### [What the task requires]
In full and without alteration, print the entries.

------ Extracted records

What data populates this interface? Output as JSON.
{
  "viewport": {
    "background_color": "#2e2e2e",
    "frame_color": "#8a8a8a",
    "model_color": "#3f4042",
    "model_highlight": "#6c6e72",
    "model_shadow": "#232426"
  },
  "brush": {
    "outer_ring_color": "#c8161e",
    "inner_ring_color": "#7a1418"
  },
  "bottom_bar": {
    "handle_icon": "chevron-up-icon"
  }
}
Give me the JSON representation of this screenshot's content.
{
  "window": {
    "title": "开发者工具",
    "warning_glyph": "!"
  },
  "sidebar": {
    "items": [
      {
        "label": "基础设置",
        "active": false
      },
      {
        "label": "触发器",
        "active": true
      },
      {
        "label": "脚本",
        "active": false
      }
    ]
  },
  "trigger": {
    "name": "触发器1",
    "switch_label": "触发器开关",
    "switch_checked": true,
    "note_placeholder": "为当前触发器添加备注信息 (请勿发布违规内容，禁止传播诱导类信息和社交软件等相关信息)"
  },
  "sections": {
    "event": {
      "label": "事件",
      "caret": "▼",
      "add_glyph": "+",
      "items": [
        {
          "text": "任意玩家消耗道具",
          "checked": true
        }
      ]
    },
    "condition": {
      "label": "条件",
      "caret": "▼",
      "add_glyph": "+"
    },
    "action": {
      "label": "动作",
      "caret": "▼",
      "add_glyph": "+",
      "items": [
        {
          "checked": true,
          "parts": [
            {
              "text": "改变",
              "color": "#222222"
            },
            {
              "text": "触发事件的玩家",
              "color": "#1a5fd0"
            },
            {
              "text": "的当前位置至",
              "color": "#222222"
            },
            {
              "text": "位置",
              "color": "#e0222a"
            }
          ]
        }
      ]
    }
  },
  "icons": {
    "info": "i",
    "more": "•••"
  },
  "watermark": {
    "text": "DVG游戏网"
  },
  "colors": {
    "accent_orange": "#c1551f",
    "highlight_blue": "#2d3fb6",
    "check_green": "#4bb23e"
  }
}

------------

### [Solution for this problem]
What data populates this interface? Output as JSON.
{
  "viewport": {
    "background_color": "#2e2e2e",
    "frame_color": "#8a8a8a",
    "model_color": "#3f4042",
    "model_highlight": "#6c6e72",
    "model_shadow": "#232426"
  },
  "brush": {
    "outer_ring_color": "#c8161e",
    "inner_ring_color": "#7a1418"
  },
  "bottom_bar": {
    "handle_icon": "chevron-up-icon"
  }
}
Give me the JSON representation of this screenshot's content.
{
  "window": {
    "title": "开发者工具",
    "warning_glyph": "!"
  },
  "sidebar": {
    "items": [
      {
        "label": "基础设置",
        "active": false
      },
      {
        "label": "触发器",
        "active": true
      },
      {
        "label": "脚本",
        "active": false
      }
    ]
  },
  "trigger": {
    "name": "触发器1",
    "switch_label": "触发器开关",
    "switch_checked": true,
    "note_placeholder": "为当前触发器添加备注信息 (请勿发布违规内容，禁止传播诱导类信息和社交软件等相关信息)"
  },
  "sections": {
    "event": {
      "label": "事件",
      "caret": "▼",
      "add_glyph": "+",
      "items": [
        {
          "text": "任意玩家消耗道具",
          "checked": true
        }
      ]
    },
    "condition": {
      "label": "条件",
      "caret": "▼",
      "add_glyph": "+"
    },
    "action": {
      "label": "动作",
      "caret": "▼",
      "add_glyph": "+",
      "items": [
        {
          "checked": true,
          "parts": [
            {
              "text": "改变",
              "color": "#222222"
            },
            {
              "text": "触发事件的玩家",
              "color": "#1a5fd0"
            },
            {
              "text": "的当前位置至",
              "color": "#222222"
            },
            {
              "text": "位置",
              "color": "#e0222a"
            }
          ]
        }
      ]
    }
  },
  "icons": {
    "info": "i",
    "more": "•••"
  },
  "watermark": {
    "text": "DVG游戏网"
  },
  "colors": {
    "accent_orange": "#c1551f",
    "highlight_blue": "#2d3fb6",
    "check_green": "#4bb23e"
  }
}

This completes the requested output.